From young actors to theatre veterans again, I caught some really inspiring ones last week. At Hampstead, a really intense and moving revival of Marsha Norman’s 1983 Pulitzer and Tony winner ‘Night, Mother — a play about a woman preparing her mother for her own suicide — that originally received its British premiere at this address back in 1985. It’s a grim subject, but is acted with ferocious control and emotion by Stockard Channing and Rebecca Night as the mother and daughter respectively.
Channing — a Broadway regular who has also been seen a few times on the West End stage — is sheer class, and in this vanity-shedding performance she dares to look her actual age. Night is like a young Julia Roberts, but with natural stage chops which Roberts (who I saw in her Broadway debut in Three Days of Rain in 2006) sorely lacked. It turns out to be a riveting, revealing evening.
At the tiny Jermyn Street Theatre, it was another thrill to see the sensational Charlotte Emerson and glorious theatre veteran Siân Phillips in Samuel Beckett’s wise and haunting poetic meditations Footfalls and Rockabye. It may run for just 40 minutes, but seeing this in such close quarters was intense and exhilarating.
By contrast, the new comedic stage version of Jane Austen’s Pride and Prejudice (Sort of) — with that subtitle giving the nod that it is not exactly a conventional treatment of the famous story — felt to me to outstay its welcome at over two and a half hours.
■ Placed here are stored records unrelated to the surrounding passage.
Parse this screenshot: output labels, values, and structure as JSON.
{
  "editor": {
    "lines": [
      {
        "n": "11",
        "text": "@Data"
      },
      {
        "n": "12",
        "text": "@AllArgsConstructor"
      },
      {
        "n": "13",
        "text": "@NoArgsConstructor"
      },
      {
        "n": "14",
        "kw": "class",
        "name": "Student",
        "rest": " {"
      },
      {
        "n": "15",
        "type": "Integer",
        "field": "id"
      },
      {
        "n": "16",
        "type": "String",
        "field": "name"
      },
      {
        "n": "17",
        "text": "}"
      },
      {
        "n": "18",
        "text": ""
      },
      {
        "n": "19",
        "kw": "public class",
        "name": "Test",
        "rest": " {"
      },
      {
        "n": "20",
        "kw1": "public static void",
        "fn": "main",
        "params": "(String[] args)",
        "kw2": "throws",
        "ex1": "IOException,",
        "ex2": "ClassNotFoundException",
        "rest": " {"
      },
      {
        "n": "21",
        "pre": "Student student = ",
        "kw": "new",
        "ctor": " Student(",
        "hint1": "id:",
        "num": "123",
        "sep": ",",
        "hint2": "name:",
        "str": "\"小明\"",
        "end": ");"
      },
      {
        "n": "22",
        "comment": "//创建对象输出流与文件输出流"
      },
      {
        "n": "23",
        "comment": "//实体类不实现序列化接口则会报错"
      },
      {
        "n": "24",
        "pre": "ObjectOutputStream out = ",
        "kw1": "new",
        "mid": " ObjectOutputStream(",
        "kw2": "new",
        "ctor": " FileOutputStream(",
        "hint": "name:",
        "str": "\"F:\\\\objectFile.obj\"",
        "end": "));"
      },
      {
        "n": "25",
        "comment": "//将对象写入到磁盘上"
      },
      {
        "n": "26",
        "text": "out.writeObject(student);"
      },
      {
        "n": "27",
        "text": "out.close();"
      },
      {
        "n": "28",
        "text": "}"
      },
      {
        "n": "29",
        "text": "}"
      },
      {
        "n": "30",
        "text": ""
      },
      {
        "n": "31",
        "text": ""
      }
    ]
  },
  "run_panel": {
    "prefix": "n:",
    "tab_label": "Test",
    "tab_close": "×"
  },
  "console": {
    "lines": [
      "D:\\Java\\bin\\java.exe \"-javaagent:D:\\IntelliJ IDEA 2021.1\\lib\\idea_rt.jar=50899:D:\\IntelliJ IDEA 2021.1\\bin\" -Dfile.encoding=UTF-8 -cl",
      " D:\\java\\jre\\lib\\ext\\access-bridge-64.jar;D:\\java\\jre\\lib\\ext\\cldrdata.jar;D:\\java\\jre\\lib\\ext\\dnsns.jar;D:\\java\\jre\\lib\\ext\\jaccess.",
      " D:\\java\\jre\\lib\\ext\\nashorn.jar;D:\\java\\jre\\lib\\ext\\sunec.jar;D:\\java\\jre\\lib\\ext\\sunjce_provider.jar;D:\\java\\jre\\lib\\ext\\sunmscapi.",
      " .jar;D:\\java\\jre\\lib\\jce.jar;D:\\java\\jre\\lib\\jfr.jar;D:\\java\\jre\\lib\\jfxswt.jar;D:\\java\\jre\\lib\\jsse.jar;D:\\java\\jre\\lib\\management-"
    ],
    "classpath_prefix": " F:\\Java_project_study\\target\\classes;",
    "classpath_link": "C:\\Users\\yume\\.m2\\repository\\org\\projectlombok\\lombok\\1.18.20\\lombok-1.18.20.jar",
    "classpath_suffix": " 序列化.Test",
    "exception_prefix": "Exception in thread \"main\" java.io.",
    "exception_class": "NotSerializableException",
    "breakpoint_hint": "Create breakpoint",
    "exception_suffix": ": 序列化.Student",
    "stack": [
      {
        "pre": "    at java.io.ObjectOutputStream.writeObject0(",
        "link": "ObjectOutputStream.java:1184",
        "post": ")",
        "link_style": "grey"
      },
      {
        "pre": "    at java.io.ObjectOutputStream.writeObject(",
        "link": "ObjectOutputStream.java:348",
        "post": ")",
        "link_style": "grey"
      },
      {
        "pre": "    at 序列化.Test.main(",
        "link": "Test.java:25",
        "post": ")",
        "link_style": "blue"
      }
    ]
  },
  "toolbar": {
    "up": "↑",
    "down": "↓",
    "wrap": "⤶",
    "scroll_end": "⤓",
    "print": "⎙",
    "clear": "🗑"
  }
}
Given how many loving liberties Isobel McArthur (who also appears in multiple roles, and co-directs it as well with Simon Harvey, with additional comedy staging by Jos Houben) has taken with Austen, it is surprising that this show’s team didn’t seek to reign it in a bit in terms of length.
I’ve already documented last Friday how the view from my seat in the second row of the dress circle was so severely compromised that I found it difficult to fully engage with the show, so it is unfair to criticise it too much. Without what was effectively a pair of human pillars directly in front of me, I might have been able to enjoy it more. At the same time, this is a realistic danger that audiences might find themselves in, so it is also fair to point it out.
Finally, another play adapted from a literary source, Neil Gaiman’s supernatural family thriller The Ocean at the End of the Lane, has transferred from the National to St Martin’s Lane. Like the hit stage version of The Curious Incident of the Dog in the Night-time (that also began its life in the Dorfman), it is similarly about a teenager on a journey of discovery confronting a mysterious adult world that he feels out of kilter with.
But even if that play is strongly echoed at times, and is presented with a similarly evocative sense of theatrical flair and daring, it operates on a more fantastical level, even as it offers a touching portrait of a family touched by loss. There are some wonderful puppets and startling visual effects, too.